The cost, power consumption, and size of cable modems have dropped steadily as integration and manufacturing processes have improved. However, the familiar, bulky, metal-can tuner that houses the sensitive, RF mixed-signal components has stubbornly refused to fall in line—until now.
In an announcement that leapfrogs the competition, Conexant Systems, Newport Beach, Calif., has introduced the first single-chip, all-silicon, cable-modem tuner. Designated the Info-Surge CN2811, the device accepts RF signals ranging from 44 to 870 MHz, and converts them to IF signals at 36 or 44 MHz. All that's required for a complete tuner solution is the addition of a pre-amp, automatic gain control, filters, and external tank circuits.
The CN2811 supports all popular cable-modem industry standards, including Cable Television Laboratories Inc. (CableLabs), the Data Over Cable Service Interface Specification (DOCSIS) 1.0/1.1, and others established by the EuroDOCSIS, Digital Video Broadcast (DVB), and Digital Audio Visual Council (DAVIC) organizations. The chip uses mainstream bipolar processes; incorporates a component-efficient, double-conversion architecture; and weighs in with a power consumption of under 1.5 W.
Conexant is a key player in the digital modem and set-top-box arena.
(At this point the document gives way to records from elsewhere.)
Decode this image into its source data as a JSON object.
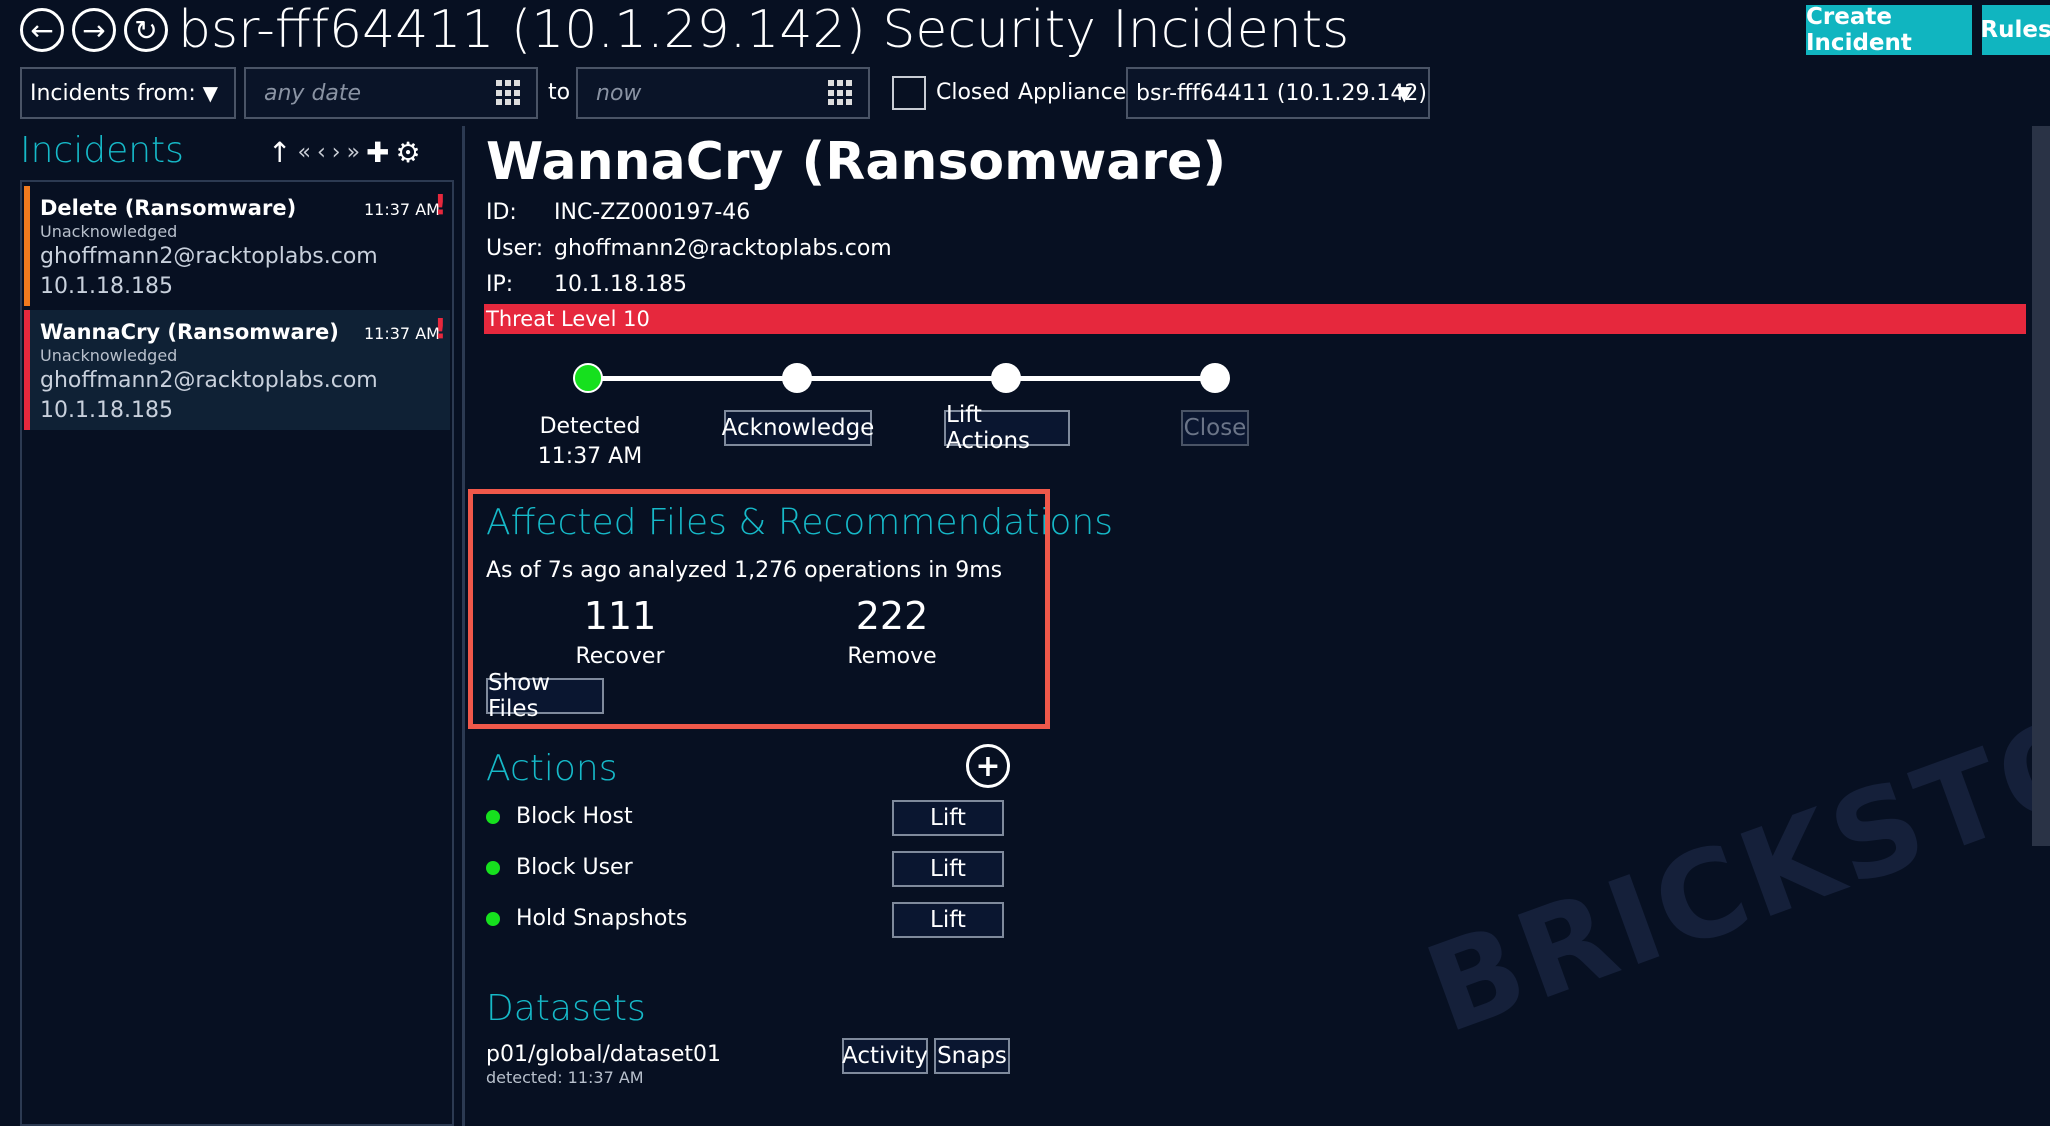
{
  "header": {
    "title": "bsr-fff64411 (10.1.29.142) Security Incidents",
    "create_incident": "Create Incident",
    "rules": "Rules"
  },
  "filters": {
    "incidents_from_label": "Incidents from:",
    "from_placeholder": "any date",
    "to_label": "to",
    "to_placeholder": "now",
    "closed_label": "Closed",
    "appliance_label": "Appliance:",
    "appliance_value": "bsr-fff64411 (10.1.29.142)"
  },
  "sidebar": {
    "heading": "Incidents",
    "items": [
      {
        "title": "Delete (Ransomware)",
        "status": "Unacknowledged",
        "user": "ghoffmann2@racktoplabs.com",
        "ip": "10.1.18.185",
        "time": "11:37 AM",
        "flag": "!",
        "accent": "#f07a1e"
      },
      {
        "title": "WannaCry (Ransomware)",
        "status": "Unacknowledged",
        "user": "ghoffmann2@racktoplabs.com",
        "ip": "10.1.18.185",
        "time": "11:37 AM",
        "flag": "!",
        "accent": "#e6283d"
      }
    ]
  },
  "detail": {
    "title": "WannaCry (Ransomware)",
    "id_label": "ID:",
    "id_value": "INC-ZZ000197-46",
    "user_label": "User:",
    "user_value": "ghoffmann2@racktoplabs.com",
    "ip_label": "IP:",
    "ip_value": "10.1.18.185",
    "threat": "Threat Level 10",
    "threat_color": "#e6283d",
    "steps": {
      "detected": "Detected",
      "detected_time": "11:37 AM",
      "acknowledge": "Acknowledge",
      "lift_actions": "Lift Actions",
      "close": "Close"
    },
    "affected": {
      "heading": "Affected Files & Recommendations",
      "summary": "As of 7s ago analyzed 1,276 operations in 9ms",
      "recover_count": "111",
      "recover_label": "Recover",
      "remove_count": "222",
      "remove_label": "Remove",
      "show_files": "Show Files"
    },
    "actions": {
      "heading": "Actions",
      "items": [
        {
          "label": "Block Host",
          "button": "Lift"
        },
        {
          "label": "Block User",
          "button": "Lift"
        },
        {
          "label": "Hold Snapshots",
          "button": "Lift"
        }
      ]
    },
    "datasets": {
      "heading": "Datasets",
      "name": "p01/global/dataset01",
      "detected": "detected: 11:37 AM",
      "activity": "Activity",
      "snaps": "Snaps"
    }
  },
  "watermark": "BRICKSTOR"
}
Its announcement simply emphasizes the fact that the 2811 wasn't developed in a vacuum. The device is designed to interface directly to the analog-to-digital-converter input of the company's previously announced CN9414 single-chip cable modem. Together, the duo forms a comprehensive system solution for subscriber cable-modem products that manufacturers can software-upgrade to support all popular worldwide standards.
In support of this effort, the company also has released a cable-modem reference design, the CN9420CM. It includes all necessary silicon and software to create a complete subscriber modem that can support all popular worldwide standards. A vital component of the design, based on the CN9414 modem, is the inclusion of application software above the TCP/IP stack. This allows for registration, authentication, software downloading, and other functions.
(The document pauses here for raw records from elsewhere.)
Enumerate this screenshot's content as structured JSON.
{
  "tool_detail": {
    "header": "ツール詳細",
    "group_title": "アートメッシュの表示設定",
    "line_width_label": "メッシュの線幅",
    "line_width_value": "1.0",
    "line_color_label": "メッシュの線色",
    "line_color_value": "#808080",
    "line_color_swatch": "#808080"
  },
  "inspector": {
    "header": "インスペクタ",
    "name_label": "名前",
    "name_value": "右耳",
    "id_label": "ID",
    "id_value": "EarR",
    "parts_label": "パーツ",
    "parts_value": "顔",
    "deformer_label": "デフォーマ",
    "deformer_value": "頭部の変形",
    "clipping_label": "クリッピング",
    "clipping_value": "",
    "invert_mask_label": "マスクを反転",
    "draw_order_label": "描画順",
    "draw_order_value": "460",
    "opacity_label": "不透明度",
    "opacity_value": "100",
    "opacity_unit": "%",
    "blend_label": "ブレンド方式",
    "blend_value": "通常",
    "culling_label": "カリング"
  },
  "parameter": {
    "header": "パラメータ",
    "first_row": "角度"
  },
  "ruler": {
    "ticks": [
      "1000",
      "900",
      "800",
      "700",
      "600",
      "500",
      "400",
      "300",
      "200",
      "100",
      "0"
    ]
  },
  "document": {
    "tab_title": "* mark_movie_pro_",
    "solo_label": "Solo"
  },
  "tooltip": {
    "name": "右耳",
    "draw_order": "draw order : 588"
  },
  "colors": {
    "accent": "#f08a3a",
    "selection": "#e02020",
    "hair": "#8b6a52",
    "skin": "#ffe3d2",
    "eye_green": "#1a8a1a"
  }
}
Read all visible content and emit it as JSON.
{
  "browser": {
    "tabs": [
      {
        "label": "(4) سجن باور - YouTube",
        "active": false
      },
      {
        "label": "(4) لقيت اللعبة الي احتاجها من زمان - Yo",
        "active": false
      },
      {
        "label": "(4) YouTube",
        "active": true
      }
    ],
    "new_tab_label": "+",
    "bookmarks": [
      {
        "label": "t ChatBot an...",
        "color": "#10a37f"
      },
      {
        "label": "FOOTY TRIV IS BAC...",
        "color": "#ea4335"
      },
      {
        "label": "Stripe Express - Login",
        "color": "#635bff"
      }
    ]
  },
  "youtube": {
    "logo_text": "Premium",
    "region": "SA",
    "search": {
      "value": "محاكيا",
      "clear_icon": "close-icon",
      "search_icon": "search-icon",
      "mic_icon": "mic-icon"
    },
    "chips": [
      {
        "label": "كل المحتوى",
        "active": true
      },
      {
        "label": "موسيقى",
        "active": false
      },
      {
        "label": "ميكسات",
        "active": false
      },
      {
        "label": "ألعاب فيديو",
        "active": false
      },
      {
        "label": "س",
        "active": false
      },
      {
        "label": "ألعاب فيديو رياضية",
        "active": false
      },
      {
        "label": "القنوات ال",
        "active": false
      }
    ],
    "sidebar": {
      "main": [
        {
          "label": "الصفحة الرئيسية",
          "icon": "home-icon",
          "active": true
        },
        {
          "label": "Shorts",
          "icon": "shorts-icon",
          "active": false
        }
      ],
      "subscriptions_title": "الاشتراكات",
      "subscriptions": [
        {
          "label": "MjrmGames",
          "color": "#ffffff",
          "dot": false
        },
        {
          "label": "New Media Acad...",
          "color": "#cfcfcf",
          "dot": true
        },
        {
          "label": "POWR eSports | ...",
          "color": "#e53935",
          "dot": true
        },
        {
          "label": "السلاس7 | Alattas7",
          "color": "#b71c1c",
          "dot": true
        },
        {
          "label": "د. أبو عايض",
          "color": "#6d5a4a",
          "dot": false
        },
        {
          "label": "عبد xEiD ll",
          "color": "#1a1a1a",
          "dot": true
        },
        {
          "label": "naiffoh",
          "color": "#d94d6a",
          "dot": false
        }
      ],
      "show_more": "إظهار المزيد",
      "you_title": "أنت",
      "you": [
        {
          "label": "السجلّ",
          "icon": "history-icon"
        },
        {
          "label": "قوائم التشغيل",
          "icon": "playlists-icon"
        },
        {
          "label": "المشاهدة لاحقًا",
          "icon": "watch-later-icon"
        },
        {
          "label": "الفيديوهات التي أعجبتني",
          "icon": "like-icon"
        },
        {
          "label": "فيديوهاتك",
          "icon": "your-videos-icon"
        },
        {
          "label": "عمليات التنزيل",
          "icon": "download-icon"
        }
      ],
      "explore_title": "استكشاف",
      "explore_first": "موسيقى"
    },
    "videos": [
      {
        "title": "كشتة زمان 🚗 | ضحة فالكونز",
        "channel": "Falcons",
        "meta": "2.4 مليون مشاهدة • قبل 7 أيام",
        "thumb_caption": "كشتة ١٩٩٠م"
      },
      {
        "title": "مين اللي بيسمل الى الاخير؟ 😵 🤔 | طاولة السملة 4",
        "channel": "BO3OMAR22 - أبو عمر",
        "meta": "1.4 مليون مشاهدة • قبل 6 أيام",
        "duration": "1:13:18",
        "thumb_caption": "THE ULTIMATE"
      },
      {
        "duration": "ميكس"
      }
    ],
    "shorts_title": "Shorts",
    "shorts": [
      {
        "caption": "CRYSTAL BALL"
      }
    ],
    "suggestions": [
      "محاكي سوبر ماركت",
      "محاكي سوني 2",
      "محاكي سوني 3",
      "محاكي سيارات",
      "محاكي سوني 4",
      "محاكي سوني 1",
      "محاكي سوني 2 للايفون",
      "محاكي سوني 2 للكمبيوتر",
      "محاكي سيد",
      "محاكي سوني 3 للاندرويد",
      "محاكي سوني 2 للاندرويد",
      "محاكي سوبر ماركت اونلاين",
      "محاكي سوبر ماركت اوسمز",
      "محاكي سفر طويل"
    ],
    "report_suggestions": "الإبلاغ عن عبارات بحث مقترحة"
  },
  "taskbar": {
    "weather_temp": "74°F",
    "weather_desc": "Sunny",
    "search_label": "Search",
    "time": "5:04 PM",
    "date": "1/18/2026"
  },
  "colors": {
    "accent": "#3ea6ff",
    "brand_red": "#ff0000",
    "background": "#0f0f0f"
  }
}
Discussing the CN9414, Scott Keller of Conexant says, "Other companies did just the MAC and PHY layers and called it a single-chip cable modem. We did that, but included host processing (a 200-MIPS ARM processor) and a complete Ethernet transceiver—all on one chip."
Though Conexant is the first to make an official announcement, its main competitor, Broadcom Corp., Irvine, Calif., is likely to speed up its announcement of a single-chip tuner. Details were vague at press time (the next issue will have the full story), but the all-CMOS chip will use a triple-conversion architecture, with the tank circuits on board.
The CN2811 comes in a 48-pin, thermally enhanced, TQFP (ETQFP). Pricing, which includes the CN9414 cable modem, is $40 each per 10,000. Samples are available now, with production due by the second quarter of this year. The CN9420CM reference-design kit is priced at $50,000.
Conexant Systems Inc., 4311 Jamboree Rd., Newport Beach, CA 92660; (800) 854-8099; Internet: www.conexant.com.